Of course it’s trivial to do the reverse and import C functions for use in the Go app, which I will leave as an exercise for the reader (look to the cgo docs as it has a number of examples doing this). One could easily make the cache provider a call out to another 0mq server from the Go app.
To prove this works, throw together a separate app (in Go, C, .NET, whatever) that acts as a client to this 0mq request/response server.
Structures in Go are laid out in memory identically to the same in C, allowing for potential zero copy use on either side (made possible given that addresses of data are fixed in Go — it is not a compacting GC, and doesn’t need the normal pinning functionality or expensive boundary crossing often seen in GC VMs like Java or .NET). There are concerns regarding who frees memory, and the lifetime of passed objects that *are* bound to be GCs, but those are topics for another time.
EDIT: Note that some members of the Go team are now (2014-09-04) talking about adding a compacting GC, and instead of discussing pin/unpin functionality, they’re pursuing dogma and wholesale contemplating blocking the sharing of pointers with C. This would be disastrously ill-conceived, but just had to point that out as a risk.
This is a trivial example, and is not intended to demonstrate Go best practices, nor is it necessarily a good example where you should add a second, less-safe language to your solution (in the example I used in the previous entry, I detailed how I use Go in one project for orchestration and communications, and very tight, heavily-vectorized C code for computations), but I think it cleanly and easily demonstrates just how easy it is to leverage C (and some of the incredible C/C++ benefits, like automatic vectorization as I discussed in my prior entry). While I linked to the 0mq library, of course you can build your own libraries as well for the C side of the equation.

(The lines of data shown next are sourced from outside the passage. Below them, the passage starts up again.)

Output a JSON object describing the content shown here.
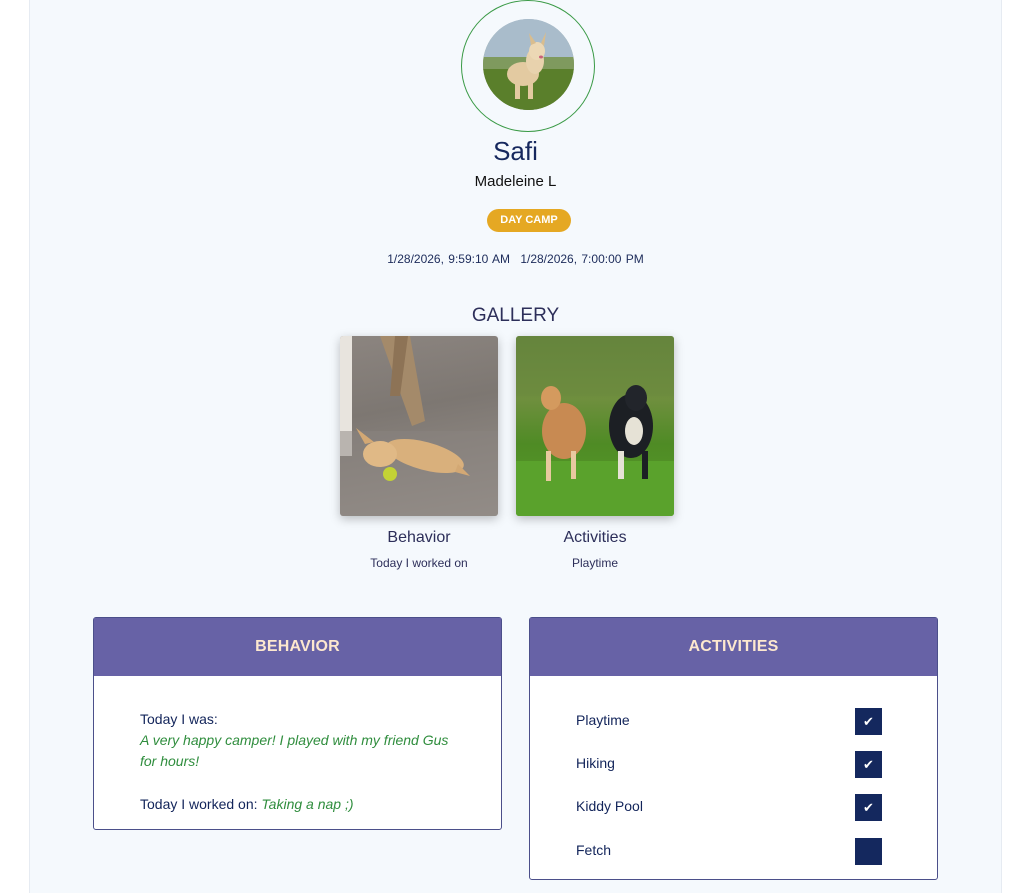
{
  "profile": {
    "pet_name": "Safi",
    "owner_name": "Madeleine L",
    "badge": "DAY CAMP",
    "check_in": "1/28/2026, 9:59:10 AM",
    "check_out": "1/28/2026, 7:00:00 PM",
    "accent_color": "#3a9a46",
    "badge_color": "#e5a823"
  },
  "gallery": {
    "title": "GALLERY",
    "items": [
      {
        "title": "Behavior",
        "subtitle": "Today I worked on"
      },
      {
        "title": "Activities",
        "subtitle": "Playtime"
      }
    ]
  },
  "behavior": {
    "header": "BEHAVIOR",
    "today_was_label": "Today I was:",
    "today_was_value": "A very happy camper! I played with my friend Gus for hours!",
    "worked_on_label": "Today I worked on:",
    "worked_on_value": "Taking a nap ;)",
    "header_color": "#6762a6"
  },
  "activities": {
    "header": "ACTIVITIES",
    "items": [
      {
        "label": "Playtime",
        "checked": true
      },
      {
        "label": "Hiking",
        "checked": true
      },
      {
        "label": "Kiddy Pool",
        "checked": true
      },
      {
        "label": "Fetch",
        "checked": false
      }
    ],
    "check_glyph": "✔"
  }
}
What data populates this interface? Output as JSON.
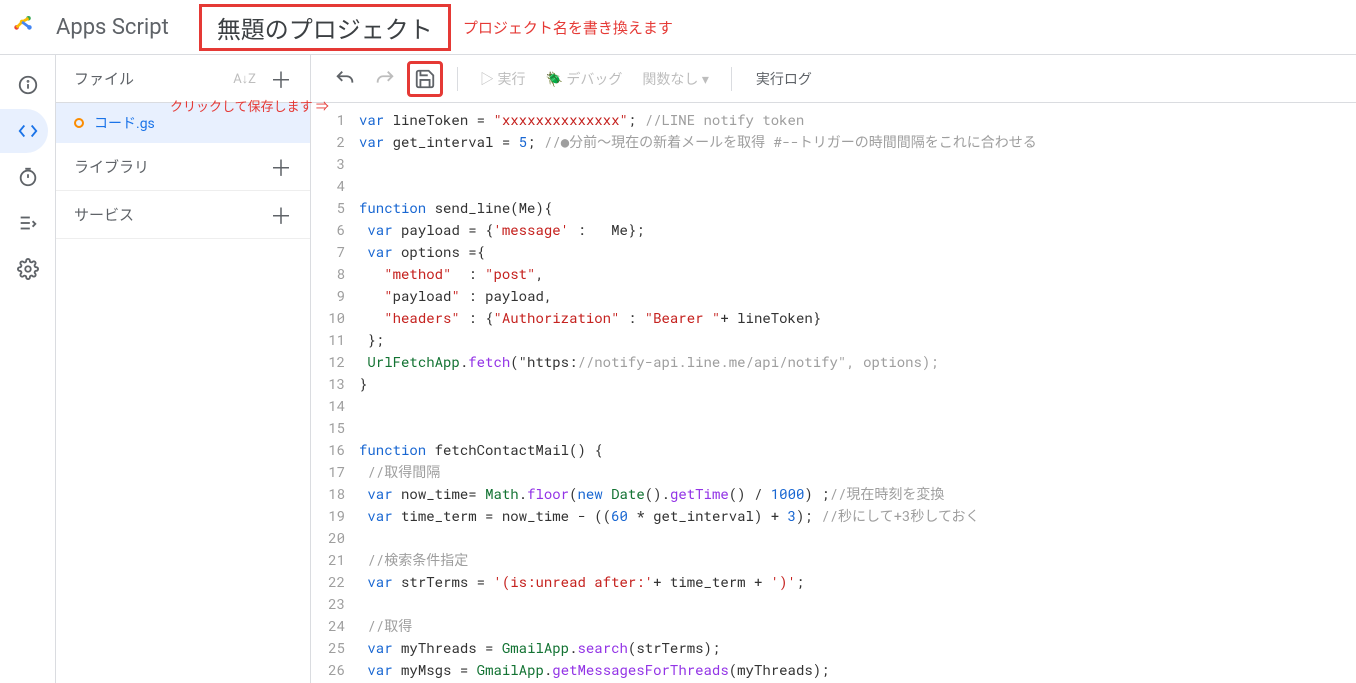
{
  "header": {
    "app_name": "Apps Script",
    "project_title": "無題のプロジェクト",
    "annotation": "プロジェクト名を書き換えます"
  },
  "rail": {
    "items": [
      "info",
      "code",
      "clock",
      "list",
      "settings"
    ],
    "active_index": 1
  },
  "sidebar": {
    "files_header": "ファイル",
    "file_name": "コード.gs",
    "library_label": "ライブラリ",
    "services_label": "サービス",
    "save_annotation": "クリックして保存します ⇒"
  },
  "toolbar": {
    "run_label": "実行",
    "debug_label": "デバッグ",
    "func_label": "関数なし",
    "log_label": "実行ログ"
  },
  "code": {
    "lines": [
      {
        "n": 1,
        "raw": "var lineToken = \"xxxxxxxxxxxxxx\"; //LINE notify token"
      },
      {
        "n": 2,
        "raw": "var get_interval = 5; //●分前～現在の新着メールを取得 #--トリガーの時間間隔をこれに合わせる"
      },
      {
        "n": 3,
        "raw": ""
      },
      {
        "n": 4,
        "raw": ""
      },
      {
        "n": 5,
        "raw": "function send_line(Me){"
      },
      {
        "n": 6,
        "raw": " var payload = {'message' :   Me};"
      },
      {
        "n": 7,
        "raw": " var options ={"
      },
      {
        "n": 8,
        "raw": "   \"method\"  : \"post\","
      },
      {
        "n": 9,
        "raw": "   \"payload\" : payload,"
      },
      {
        "n": 10,
        "raw": "   \"headers\" : {\"Authorization\" : \"Bearer \"+ lineToken}"
      },
      {
        "n": 11,
        "raw": " };"
      },
      {
        "n": 12,
        "raw": " UrlFetchApp.fetch(\"https://notify-api.line.me/api/notify\", options);"
      },
      {
        "n": 13,
        "raw": "}"
      },
      {
        "n": 14,
        "raw": ""
      },
      {
        "n": 15,
        "raw": ""
      },
      {
        "n": 16,
        "raw": "function fetchContactMail() {"
      },
      {
        "n": 17,
        "raw": " //取得間隔"
      },
      {
        "n": 18,
        "raw": " var now_time= Math.floor(new Date().getTime() / 1000) ;//現在時刻を変換"
      },
      {
        "n": 19,
        "raw": " var time_term = now_time - ((60 * get_interval) + 3); //秒にして+3秒しておく"
      },
      {
        "n": 20,
        "raw": ""
      },
      {
        "n": 21,
        "raw": " //検索条件指定"
      },
      {
        "n": 22,
        "raw": " var strTerms = '(is:unread after:'+ time_term + ')';"
      },
      {
        "n": 23,
        "raw": ""
      },
      {
        "n": 24,
        "raw": " //取得"
      },
      {
        "n": 25,
        "raw": " var myThreads = GmailApp.search(strTerms);"
      },
      {
        "n": 26,
        "raw": " var myMsgs = GmailApp.getMessagesForThreads(myThreads);"
      }
    ]
  }
}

I found it fascinating how simple Go made this and significantly much more complex mixed-language tasks, and thought it might prove useful for someone else.